As a writer, Hemingway was remarkable. Easy to read, his plain use of language was deceptive. The prose drew on the kind of every man language you might hear on the street, but behind it was the writer’s fierce intellect. From almost nowhere—a series of eloquent yet un-embellished passages—came a mighty sucker punch of emotional understatement written in a minimalist style.
During his lifetime, Ernest Hemingway traveled a lot. Shortly after his First World War service in Italy, he was offered a job in Toronto and later became a writer there for the Toronto Star Weekly. As a young man before the war, he’d worked as a cub reporter for the Kansas City Star: a newspaper that shaped his to-the-point technique with its writing style guide.
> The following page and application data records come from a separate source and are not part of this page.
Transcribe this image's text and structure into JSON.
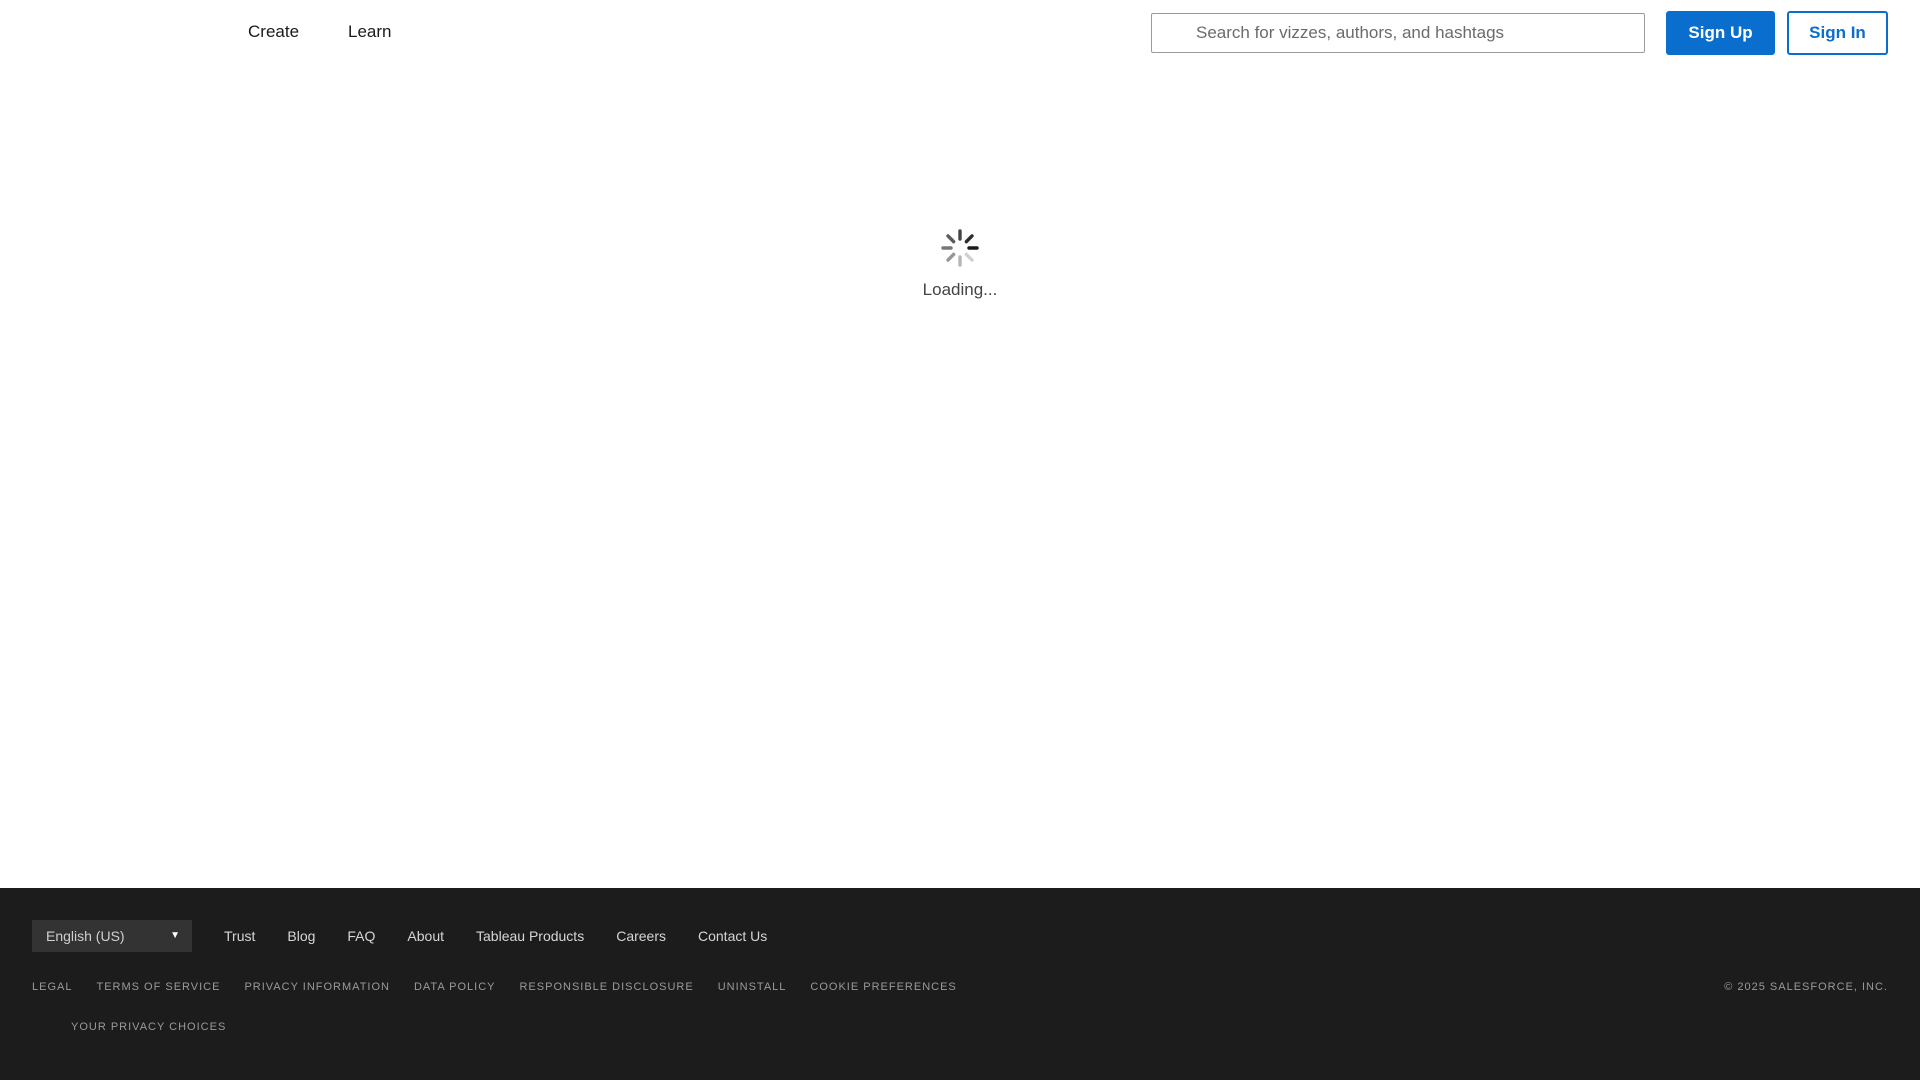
{
  "header": {
    "nav": [
      {
        "label": "Create"
      },
      {
        "label": "Learn"
      }
    ],
    "search": {
      "placeholder": "Search for vizzes, authors, and hashtags",
      "icon": "search-icon"
    },
    "signup_label": "Sign Up",
    "signin_label": "Sign In"
  },
  "main": {
    "loading_text": "Loading..."
  },
  "footer": {
    "language": "English (US)",
    "links": [
      "Trust",
      "Blog",
      "FAQ",
      "About",
      "Tableau Products",
      "Careers",
      "Contact Us"
    ],
    "legal": [
      "LEGAL",
      "TERMS OF SERVICE",
      "PRIVACY INFORMATION",
      "DATA POLICY",
      "RESPONSIBLE DISCLOSURE",
      "UNINSTALL",
      "COOKIE PREFERENCES"
    ],
    "privacy_choices": "YOUR PRIVACY CHOICES",
    "copyright": "© 2025 SALESFORCE, INC."
  },
  "colors": {
    "accent": "#0a6ece",
    "footer_bg": "#1c1c1c"
  }
}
Hemingway wrote for The Toronto Star Weekly from 1920 to 1924. In a high society column in 1920, he wrote an article about craps and how it had been taken up by “Toronto’s smart set”. The dice game, craps, is considered by most as a game of pure chance, but Hemingway claimed otherwise. “If you don’t believe this”, he said, “try your luck against an experienced manipulator of the ivories. It shouldn’t take him longer than about six passes to convince you that craps is a game of skill.”
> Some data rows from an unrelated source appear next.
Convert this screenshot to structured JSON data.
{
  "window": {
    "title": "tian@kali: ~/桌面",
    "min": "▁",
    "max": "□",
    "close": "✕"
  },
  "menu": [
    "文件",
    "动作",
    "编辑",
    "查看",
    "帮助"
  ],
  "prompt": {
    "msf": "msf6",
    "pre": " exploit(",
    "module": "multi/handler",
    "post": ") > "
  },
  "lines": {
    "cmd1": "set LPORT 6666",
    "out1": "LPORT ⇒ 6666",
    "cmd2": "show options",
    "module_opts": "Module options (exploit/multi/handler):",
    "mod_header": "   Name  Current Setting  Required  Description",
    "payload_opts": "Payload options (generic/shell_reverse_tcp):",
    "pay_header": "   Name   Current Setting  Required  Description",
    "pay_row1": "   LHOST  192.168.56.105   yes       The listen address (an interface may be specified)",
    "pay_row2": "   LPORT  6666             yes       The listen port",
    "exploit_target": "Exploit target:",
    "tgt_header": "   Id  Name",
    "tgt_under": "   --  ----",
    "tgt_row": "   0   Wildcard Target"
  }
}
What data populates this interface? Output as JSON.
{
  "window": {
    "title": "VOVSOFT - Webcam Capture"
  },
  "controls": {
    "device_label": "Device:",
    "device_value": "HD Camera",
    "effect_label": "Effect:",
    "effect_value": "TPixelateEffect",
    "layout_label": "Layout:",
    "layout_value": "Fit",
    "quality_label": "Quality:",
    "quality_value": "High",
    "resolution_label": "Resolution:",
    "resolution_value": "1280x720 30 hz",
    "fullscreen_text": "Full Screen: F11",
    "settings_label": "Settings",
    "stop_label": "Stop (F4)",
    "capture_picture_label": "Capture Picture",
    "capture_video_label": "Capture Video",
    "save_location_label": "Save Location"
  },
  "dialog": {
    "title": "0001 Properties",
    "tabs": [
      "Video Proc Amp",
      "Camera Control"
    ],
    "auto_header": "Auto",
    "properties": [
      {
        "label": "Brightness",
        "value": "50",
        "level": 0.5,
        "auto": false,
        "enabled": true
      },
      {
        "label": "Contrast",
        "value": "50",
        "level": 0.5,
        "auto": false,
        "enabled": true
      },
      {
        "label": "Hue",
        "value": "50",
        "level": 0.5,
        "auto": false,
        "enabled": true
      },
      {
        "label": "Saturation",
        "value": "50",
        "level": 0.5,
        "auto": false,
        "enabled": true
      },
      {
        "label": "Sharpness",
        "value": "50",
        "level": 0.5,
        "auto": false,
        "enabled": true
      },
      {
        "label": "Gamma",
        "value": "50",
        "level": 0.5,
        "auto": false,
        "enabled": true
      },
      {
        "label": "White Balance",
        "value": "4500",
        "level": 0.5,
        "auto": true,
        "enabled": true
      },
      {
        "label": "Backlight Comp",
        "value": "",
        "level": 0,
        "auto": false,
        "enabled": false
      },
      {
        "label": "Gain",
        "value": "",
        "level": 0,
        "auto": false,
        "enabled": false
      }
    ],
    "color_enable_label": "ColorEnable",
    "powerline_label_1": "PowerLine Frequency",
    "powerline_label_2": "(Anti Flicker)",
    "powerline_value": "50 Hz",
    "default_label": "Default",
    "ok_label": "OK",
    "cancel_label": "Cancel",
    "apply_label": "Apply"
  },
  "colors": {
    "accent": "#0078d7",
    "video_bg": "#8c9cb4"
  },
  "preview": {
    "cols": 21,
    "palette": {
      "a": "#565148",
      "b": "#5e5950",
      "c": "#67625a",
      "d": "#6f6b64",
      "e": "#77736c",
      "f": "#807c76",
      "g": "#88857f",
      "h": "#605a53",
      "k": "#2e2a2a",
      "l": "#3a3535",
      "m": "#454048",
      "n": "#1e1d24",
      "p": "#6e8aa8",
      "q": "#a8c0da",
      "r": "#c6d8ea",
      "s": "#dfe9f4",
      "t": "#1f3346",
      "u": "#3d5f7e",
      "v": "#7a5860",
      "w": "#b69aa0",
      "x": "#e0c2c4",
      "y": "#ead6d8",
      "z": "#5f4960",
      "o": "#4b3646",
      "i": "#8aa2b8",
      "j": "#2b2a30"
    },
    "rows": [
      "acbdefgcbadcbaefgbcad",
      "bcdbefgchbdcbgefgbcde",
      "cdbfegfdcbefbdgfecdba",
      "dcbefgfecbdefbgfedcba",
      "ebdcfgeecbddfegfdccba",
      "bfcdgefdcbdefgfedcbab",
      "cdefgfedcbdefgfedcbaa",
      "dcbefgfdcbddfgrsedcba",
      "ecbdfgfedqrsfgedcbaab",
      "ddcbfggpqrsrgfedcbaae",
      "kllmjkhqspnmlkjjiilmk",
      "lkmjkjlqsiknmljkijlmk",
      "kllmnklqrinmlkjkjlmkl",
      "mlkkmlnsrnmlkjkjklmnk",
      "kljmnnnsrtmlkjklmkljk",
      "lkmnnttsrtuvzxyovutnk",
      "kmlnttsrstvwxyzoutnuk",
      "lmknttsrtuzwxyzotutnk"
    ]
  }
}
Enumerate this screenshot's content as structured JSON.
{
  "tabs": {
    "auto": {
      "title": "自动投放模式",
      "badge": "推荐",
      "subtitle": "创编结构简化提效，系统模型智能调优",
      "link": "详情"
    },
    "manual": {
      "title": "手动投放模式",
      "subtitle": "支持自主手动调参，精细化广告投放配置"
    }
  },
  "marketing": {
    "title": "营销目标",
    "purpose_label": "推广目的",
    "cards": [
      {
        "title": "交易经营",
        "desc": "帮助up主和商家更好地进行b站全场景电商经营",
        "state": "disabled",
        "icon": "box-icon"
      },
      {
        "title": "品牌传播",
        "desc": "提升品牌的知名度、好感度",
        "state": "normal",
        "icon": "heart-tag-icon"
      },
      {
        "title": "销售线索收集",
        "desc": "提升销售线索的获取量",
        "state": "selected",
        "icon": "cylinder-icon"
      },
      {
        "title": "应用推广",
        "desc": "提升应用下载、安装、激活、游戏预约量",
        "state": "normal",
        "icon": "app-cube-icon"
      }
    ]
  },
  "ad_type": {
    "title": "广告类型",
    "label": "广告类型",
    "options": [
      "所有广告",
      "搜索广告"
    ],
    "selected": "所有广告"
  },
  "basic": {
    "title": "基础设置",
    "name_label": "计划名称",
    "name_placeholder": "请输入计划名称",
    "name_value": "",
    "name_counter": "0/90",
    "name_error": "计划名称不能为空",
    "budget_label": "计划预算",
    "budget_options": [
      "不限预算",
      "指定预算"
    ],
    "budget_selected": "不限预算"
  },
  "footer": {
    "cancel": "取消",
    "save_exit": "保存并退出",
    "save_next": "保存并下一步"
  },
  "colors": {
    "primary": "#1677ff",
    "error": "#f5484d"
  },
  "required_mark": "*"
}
Though he worked for the Toronto Star, Hemingway didn’t live in Toronto for long. He was away to Paris in the early 1920’s, which at the time was the greatest artistic city in the world and a focal point for the literati. In Paris, Hemingway met Gertrude Stein, James Joyce, Ezra Pound and, a little later, F. Scott Fitzgerald. His destiny was sealed.